Brenna Shea, September 1st, 2023. Missoula, MT.

American Sand Wasp

Bembix americana

As its name suggests, the American sand wasp is widespread across North America, digging their shallow, solitary nests in loose sand and soil. Like many predatory wasps, the adults feed on nectar but prey on insects (usually flies) to feed their offspring. They lay an egg in a single chamber and then supply it with prey items. If conditions are right, several females may nest in close proximity, making them easy targets for parasitoids. However, in a strange turn, female wasps may prey on their parasites, an uncommon occurrence in nature.

Brenna Shea, September 1st, 2023. Missoula, MT.

Large Gray Dagger Moth

Acronicta insita

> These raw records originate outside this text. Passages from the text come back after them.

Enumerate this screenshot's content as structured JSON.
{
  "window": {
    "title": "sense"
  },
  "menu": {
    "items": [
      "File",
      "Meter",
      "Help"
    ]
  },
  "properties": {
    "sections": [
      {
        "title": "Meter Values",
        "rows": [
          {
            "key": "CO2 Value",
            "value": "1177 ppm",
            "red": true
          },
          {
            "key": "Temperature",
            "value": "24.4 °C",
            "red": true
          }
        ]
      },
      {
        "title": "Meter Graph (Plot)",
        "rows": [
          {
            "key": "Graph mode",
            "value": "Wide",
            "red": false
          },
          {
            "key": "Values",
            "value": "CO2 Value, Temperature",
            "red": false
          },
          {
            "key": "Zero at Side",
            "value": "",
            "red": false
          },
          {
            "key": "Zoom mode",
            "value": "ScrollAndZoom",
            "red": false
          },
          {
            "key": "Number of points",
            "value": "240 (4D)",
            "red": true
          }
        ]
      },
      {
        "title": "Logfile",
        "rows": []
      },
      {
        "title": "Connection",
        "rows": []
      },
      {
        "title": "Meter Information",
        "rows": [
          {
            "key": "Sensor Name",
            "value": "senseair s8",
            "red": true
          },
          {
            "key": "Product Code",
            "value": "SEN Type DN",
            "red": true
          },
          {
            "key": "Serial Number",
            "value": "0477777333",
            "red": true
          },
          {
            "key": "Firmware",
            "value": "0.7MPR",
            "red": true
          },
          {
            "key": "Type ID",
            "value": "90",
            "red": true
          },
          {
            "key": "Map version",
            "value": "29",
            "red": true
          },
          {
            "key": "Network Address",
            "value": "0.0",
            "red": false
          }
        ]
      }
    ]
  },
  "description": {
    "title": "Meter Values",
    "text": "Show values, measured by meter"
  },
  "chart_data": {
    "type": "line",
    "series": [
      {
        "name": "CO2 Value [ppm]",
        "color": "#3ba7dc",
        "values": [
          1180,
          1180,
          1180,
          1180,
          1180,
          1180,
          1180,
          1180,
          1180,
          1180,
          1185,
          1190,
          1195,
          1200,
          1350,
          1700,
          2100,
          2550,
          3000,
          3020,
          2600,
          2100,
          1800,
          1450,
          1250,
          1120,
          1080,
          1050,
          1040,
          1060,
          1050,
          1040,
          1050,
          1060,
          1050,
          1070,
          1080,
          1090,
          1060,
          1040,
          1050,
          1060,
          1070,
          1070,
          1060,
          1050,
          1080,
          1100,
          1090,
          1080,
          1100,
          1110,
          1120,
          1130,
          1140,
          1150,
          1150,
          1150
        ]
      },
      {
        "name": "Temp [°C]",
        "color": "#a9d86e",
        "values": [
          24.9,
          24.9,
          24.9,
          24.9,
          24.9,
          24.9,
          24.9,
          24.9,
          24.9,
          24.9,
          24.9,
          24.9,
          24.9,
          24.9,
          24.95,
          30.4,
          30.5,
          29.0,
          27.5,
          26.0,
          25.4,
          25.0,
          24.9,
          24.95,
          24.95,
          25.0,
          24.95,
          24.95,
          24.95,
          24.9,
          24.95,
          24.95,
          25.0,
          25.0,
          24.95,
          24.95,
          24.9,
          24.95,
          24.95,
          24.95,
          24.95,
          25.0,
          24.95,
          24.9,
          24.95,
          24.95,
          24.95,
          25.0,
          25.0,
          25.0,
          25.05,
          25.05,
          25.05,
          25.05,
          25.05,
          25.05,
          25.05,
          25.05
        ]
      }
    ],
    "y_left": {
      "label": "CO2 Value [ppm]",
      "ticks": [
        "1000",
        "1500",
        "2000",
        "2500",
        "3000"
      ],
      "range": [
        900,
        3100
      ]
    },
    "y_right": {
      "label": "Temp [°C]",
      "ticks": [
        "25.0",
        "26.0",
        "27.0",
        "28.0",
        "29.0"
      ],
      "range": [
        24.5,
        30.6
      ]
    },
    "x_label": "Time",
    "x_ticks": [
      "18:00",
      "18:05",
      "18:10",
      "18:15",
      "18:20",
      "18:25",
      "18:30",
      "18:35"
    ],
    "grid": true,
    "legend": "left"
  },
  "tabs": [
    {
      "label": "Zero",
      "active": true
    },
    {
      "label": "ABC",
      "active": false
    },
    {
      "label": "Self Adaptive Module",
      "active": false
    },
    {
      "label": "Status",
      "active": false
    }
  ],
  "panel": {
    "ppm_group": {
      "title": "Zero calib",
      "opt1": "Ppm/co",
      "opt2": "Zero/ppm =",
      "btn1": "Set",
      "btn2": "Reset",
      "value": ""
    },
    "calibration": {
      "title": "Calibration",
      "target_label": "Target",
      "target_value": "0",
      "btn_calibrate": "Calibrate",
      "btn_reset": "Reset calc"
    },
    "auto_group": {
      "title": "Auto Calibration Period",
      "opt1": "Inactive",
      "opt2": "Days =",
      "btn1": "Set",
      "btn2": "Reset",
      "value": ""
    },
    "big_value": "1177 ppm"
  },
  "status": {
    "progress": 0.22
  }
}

Acronicta insita is another great example of a fuzzy caterpillar best observed with eyes only. Their hairs are particularly irritating and are said to be hollow and contain toxins. Though largely absent from the Great Plains, they are found throughout the northern United States. This individual will spin a tough cocoon of silk and hair, then overwinter in its pupal stage. The adults emerge in the spring and are on wing from roughly May to August, but their flight period depends heavily on location.

Jenn Worrell, September 5th, 2023. Rattlesnake National Recreation Area & Wilderness, Missoula, MT.

Oreas Comma

Polygonia oreas

Like all comma butterflies, the Oreas comma has a conspicuous white mark on the underside of its wings that resembles a comma. This species is found in the west, from southern British Columbia to northern California, in redwood and mountain pine forests. The adults feed on sap and rotting fruit and are rarely seen nectaring on flowers.

Kelly Dix, August 28th, 2023. Bass Creek, Florence, MT.

White Underwing Moth

Catocala relicta

This is the only underwing in North America with white and black hindwings. Others are usually black with brightly-colored bands of orange, yellow, pink, or red, with a number sporting all-black hindwings. Underwings rest by day, camouflaged on the bark of tree trunks. This species ranges widely, living in forests coast to coast. In Montana, white underwings fly in August and September.

Wendy Brooke, September 4th, 2023. Missoula, MT.

Pearly-winged Lichen Moth

Crambidia casta

Moths are often named for traits exhibited by their adult form OR their larval form – but rarely both. The pearly-winged lichen moth is an exception. Its name comes from the pearly white forewings of the adult, and their larval food source – lichens. They are found in the northern United States and southern to central Canada in dry, open woodlands and prairie riparian areas.

Brenna Shea, September 1st, 2023. Missoula, MT.